CGT on properties acquired by the deceased pre-September 1985

The introduction of Capital Gains Tax (CGT) in September 1985 drew a line in the sand for any assets acquired by a taxpayer prior to this date.

Current at 1 November 2021

CGT on properties acquired by the deceased pre-September 1985

The introduction of Capital Gains Tax (CGT) in September 1985 drew a line in the sand for any assets acquired by a taxpayer prior to this date.

Current at 1 November 2021

Essentially, the Income Tax Assessment Act 1997 (ITAA 1997) classifies these assets as a ‘pre CGT assets’. When a tax payer disposes of an asset they acquired pre-September 1985, the disposal will be exempt from capital gains tax. This includes real estate.

For a deceased estate, paragraphs (2) and (4) of section 128-15 of ITAA 1997 deem both the LPR and beneficiaries as having acquired the deceased’s pre CGT asset as at the deceased’s date of death. In practice, this means that the pre CGT status of the property is essentially lost and converts to a post CGT status from the date of death of the deceased. The cost base becomes the property’s market value as at the deceased’s date of death.

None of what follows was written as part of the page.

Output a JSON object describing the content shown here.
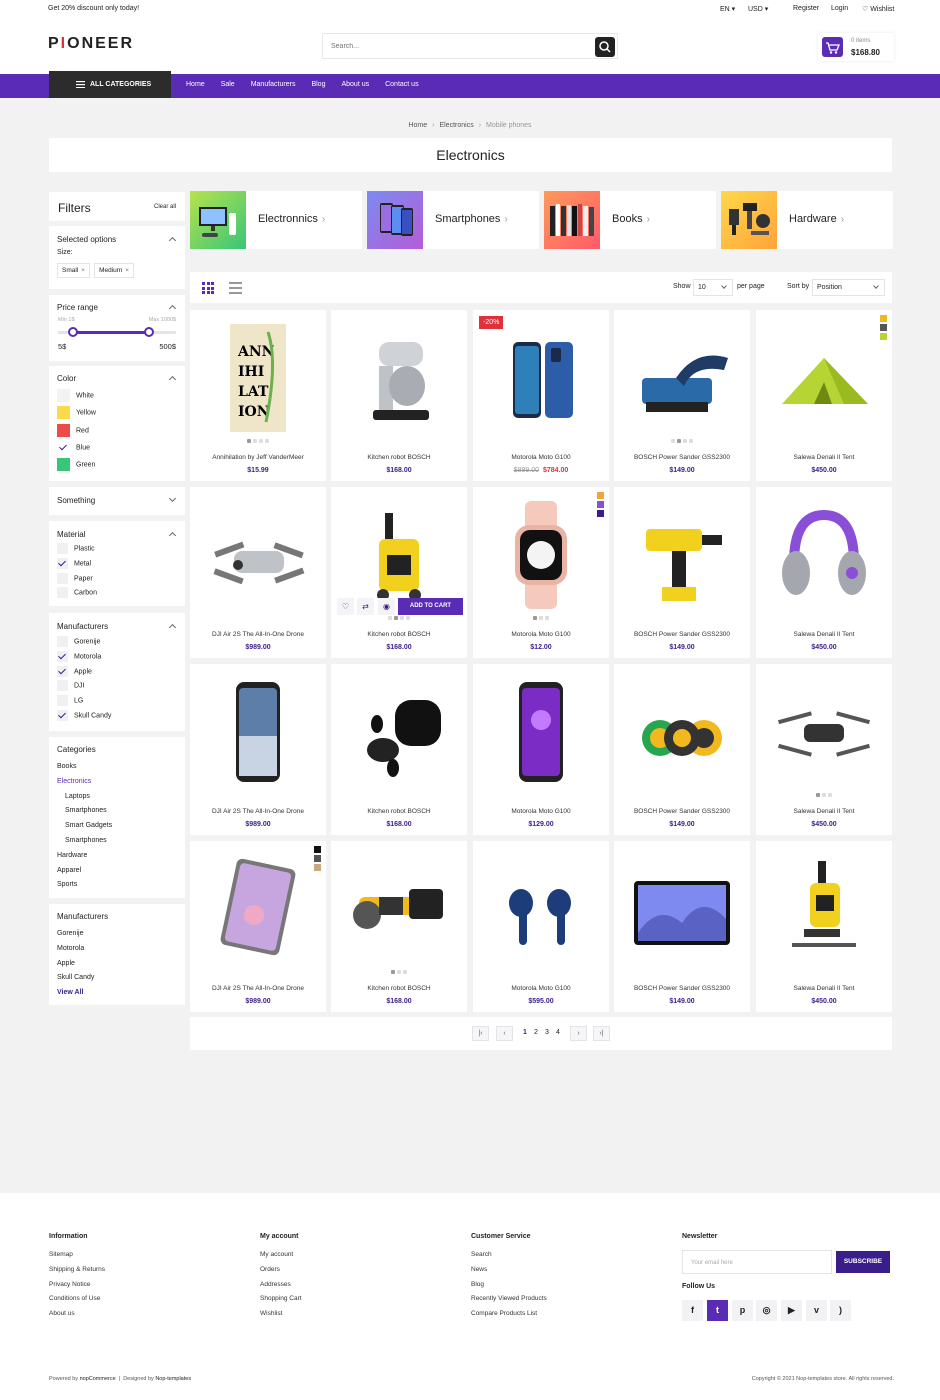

Where the property is transferred to the LPR or to a beneficiary, a capital gain or loss will be disregarded. See section 128-10 of ITAA 1997. A capital gain or loss would be recognised (subject to any exemptions) when property is subsequently sold by the LPR or the beneficiary.

Tax Tip

It is worth noting that under section 118-195, the LPR or beneficiary of the deceased would have a period of two years to dispose of any number of pre-CGT properties of the deceased without incurring any capital gains tax, so long as the settlement occurred within the required two-year timeframe for all properties.

Worked Example

  • Jenny purchased a residential investment property in 1980.
  • Jenny passed away on 1 May 2017.
  • Jenny’s daughter Pauline was the sole beneficiary of her mother’s estate.
  • The market value of the investment property was $400,000 at Jenny’s date of death.
  • Pauline decided to hold on to the property and the LPR transferred the property to Penny’s name.

What are the tax implications?

  • Pauline will be deemed to have purchased the property at Jenny’s date of death, that is, on 1 May 2017.
  • The first element of the cost base will be the market value of the property at Jenny’s death, that is $400,000.
  • A capital gain or loss will not be recognised until Pauline disposes of the property down the track.

Tax Caution

It is a popular misconception that section 118-195 applies to vacant land. It is important to note that this is not the case. The property must have a dwelling on the land for the exemption to apply.

 

 

Feel free to contact our team should you want to discuss this topic further and potentially have clients who may be in this situation.

 

 

This publication is not intended to be and should not be used as a substitute for taking taxation advice in any specific situation. The information in this publication may be subject to change as taxation, superannuation and related laws and practices alter frequently and without warning.  Neither BNR Partners Pty Ltd, our employees or agents are responsible for any errors or omissions or any actions taken or not taken on the basis of this publication.